Editor's Review

“Our content creators should be supported all the way. They should be encouraged and supported 100%."

The Kenya Film Classification Board (KFCB) Chairperson Njogu wa Njoroge has directed the board to revoke demand letters sent to YouTube content creators directing them to obtain licenses for their content.

In a statement on Friday, May 25 night, Njoroge said content creators should be supported and encouraged by the government and not suppressed.

“Our content creators should be supported all the way. They should be encouraged and supported 100%. We should be training our youth on monetization, and we are deliberate on that matter.

“I have directed the management to withdraw the notices and organize for an engagement with all the stakeholders. We should be talking about thousands of opportunities, if not hundreds of thousands of jobs in the digital media,” Njoroge stated.

Earlier, KFCB acting CEO Paskal Opiyo had written to a number of creatives giving them a 14-day ultimatum to obtain licenses from the board.

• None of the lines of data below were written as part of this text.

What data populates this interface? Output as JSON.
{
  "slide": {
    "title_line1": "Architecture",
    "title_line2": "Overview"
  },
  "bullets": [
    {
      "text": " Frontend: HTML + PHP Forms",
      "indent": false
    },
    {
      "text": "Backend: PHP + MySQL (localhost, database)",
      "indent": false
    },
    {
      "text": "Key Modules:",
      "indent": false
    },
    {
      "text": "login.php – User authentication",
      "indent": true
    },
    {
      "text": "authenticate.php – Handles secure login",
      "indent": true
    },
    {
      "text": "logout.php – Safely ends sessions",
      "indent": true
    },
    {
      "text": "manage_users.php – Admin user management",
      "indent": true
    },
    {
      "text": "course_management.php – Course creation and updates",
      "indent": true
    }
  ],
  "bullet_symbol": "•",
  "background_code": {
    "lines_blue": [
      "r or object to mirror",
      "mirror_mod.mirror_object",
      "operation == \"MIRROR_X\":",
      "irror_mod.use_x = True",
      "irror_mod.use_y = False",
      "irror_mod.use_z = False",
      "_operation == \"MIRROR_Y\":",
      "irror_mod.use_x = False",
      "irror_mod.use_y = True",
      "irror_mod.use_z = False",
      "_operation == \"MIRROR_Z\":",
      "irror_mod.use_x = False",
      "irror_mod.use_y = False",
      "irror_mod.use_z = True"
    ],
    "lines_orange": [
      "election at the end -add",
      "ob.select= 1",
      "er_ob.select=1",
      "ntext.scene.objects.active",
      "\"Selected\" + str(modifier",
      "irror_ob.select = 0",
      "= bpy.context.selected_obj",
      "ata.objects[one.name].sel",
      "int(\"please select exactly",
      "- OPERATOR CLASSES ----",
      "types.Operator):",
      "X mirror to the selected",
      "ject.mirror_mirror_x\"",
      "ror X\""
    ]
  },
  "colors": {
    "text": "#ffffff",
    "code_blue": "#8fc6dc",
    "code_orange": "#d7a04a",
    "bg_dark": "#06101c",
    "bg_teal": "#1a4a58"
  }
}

File image of KFCB Chair Njogu wa Njoroge.

Opiyo also asked the content creators to submit their videos to KFCB for examination and classification before they are shared with the public.

He warned that they would face legal action if they failed to comply with the directives.

“Take notice that unless you comply with the above in the next fourteen (14) days, we shall institute legal proceedings in accordance with the provisions of the Films and Stage Plays Act and other relevant laws, without further reference to you and at your own risks as to costs and other attendant consequences thereto,” Opiyo stated.

The letters from the acting CEO drew mixed reactions from netizens with creatives wondering why KFCB was regulating them before having a stakeholder engagement.

Some of the content creators who received the demand letters were; Oga Obina, Jacky Vike, Abel Mutua, Njugush, YY, and Mulamwah.